RAKAI. A mixed bag of excitement and political campaigns characterises Kyotera District as many prepare to contest for the top leadership positions in the new district.
Kyotera is among the 23 new districts that were approved by Parliament in 2015 and became operational effective July 1.
Already, political battle lines have been drawn across the various political divide, with several aspiring candidates bracing themselves to vie for the available local government leadership positions.
Both in Rakai and Kyotera districts, politicians are drawing lines on the basis of which side one is born from, level of inclination to the higher authorities in government, one’s closeness to key local opinion leaders, previous stand on the splitting of the district, among other factors that are traditionally known for shaping the politics of the area.
The already heated-up political ground in the district has of late been further stimulated by a notice of inquiry by the Electoral Commission to district chairperson Robert Benon Mugabi and woman MP Juliet Ssuubi Kinyamatama to choose which side of the district they wish to lead under the new arrangement.
Both Mr Mugabi and Ms Kinyamatama confirm to having received the communication to which they accordingly responded to by choosing to remain in Rakai.
By implication, either of their decisions means they could not be subjected to fresh elections until they complete their five-year term of office, even when new boundaries have been drawn.
According to Mr Mugabi, although he has strong attachments to both districts, he feels more comfortable and politically secure to remain in Rakai District.
He will, however, have to re-nominate names of people to take up roles in offices of the district council vice chairperson and district council speaker; whose current bearers have already expressed interest to contest for key positions in the new district.
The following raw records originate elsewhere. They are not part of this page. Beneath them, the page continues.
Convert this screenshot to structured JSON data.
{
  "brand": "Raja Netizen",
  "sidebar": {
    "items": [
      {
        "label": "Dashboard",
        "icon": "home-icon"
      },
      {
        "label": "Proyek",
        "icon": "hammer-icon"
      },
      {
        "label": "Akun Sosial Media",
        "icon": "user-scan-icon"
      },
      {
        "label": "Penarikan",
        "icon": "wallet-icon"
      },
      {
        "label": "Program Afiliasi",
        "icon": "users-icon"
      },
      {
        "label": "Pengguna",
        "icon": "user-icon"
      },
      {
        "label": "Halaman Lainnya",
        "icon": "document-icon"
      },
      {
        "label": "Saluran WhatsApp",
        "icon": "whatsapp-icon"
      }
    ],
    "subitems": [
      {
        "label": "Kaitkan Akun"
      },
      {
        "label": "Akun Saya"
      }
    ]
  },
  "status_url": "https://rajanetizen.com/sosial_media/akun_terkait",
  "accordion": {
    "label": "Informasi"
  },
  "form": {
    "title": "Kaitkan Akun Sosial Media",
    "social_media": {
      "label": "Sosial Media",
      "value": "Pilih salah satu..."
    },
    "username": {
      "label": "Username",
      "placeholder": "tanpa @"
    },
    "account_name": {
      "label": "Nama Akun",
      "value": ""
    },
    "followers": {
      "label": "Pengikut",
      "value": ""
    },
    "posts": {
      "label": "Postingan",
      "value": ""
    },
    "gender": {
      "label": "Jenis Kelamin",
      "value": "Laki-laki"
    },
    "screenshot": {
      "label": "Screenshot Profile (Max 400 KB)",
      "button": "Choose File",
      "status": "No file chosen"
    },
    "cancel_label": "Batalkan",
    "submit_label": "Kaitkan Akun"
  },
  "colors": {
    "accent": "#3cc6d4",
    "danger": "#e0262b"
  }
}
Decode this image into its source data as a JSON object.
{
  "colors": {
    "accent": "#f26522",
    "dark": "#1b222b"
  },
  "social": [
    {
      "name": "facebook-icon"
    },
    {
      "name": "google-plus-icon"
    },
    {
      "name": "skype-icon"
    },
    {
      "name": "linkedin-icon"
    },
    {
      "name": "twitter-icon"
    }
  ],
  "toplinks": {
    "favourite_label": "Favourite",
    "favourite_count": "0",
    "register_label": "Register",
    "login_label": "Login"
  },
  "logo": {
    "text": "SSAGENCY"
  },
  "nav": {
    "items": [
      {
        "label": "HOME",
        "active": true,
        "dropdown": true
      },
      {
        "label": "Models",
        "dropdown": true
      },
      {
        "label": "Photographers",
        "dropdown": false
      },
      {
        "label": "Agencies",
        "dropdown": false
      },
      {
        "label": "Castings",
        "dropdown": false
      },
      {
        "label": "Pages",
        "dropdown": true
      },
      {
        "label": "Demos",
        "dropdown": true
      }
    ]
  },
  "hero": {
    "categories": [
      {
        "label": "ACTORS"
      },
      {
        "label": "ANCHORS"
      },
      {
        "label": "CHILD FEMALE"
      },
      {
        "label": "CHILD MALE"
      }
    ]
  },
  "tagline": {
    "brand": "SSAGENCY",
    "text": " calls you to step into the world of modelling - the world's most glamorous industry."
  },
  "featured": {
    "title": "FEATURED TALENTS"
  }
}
Mr Charles Lubega Ziriddamu, the district speaker, also a councillor representing Kalisizo Town Council, is already traversing villages in Kyotera and promoting his bid to take up the district chairperson seat while Kakuuto councillor Agnes Namusiitwa eyes that of the district vice chairperson.
They both subscribe to the ruling National Resistance Movement party.
Other district chairperson contestants are Mr Kintu Kisekulo, who contested and lost in the previous election to Mr Mugabi, and Mr Anthony Mugerwa, a famous master of ceremonies in the area.
The woman MP slot has attracted Ms Robinah Ssentongo, who intends to contest as an independent, who still has a pending election appeal against NRM’s Kinyamatama, who she accuse of vote rigging in the March 2016 parliamentary election.
Others are: Ms Cissy Nantongo (NRM), a lawyer, Ms Daliya Naluyange Kibalama (NRM), Ms Rachael Nakitende and Ms Pricilla Nansubuga (DP).
The new district is expected to form an interim government today that will tentatively run its administration affairs for six months until the EC conducts elections to choose substantive officer bearers.
EC spokesperson Jotham Taremwa, says they will soon release a roadmap for conducting elections in the district after securing funds.
“All those intending aspirants should wait patiently until the right time is declared,” Mr Taremwa says.
The move to carve Kyotera District out of the old Rakai District started in 2008 and the resolution was passed in 2009.
The traditional Rakai District has a population of 518,008 people and 22 sub-counties.
The district was carved out of Masaka District in 1974 by former president Idi Amin and was among the first districts to be decentralised in 1993.
The district has four counties, including Kooki, Buyamba, Kakuuto and Kyotera, but two of which (Kakuuto and Kyotera) have been merged to form Kyotera District.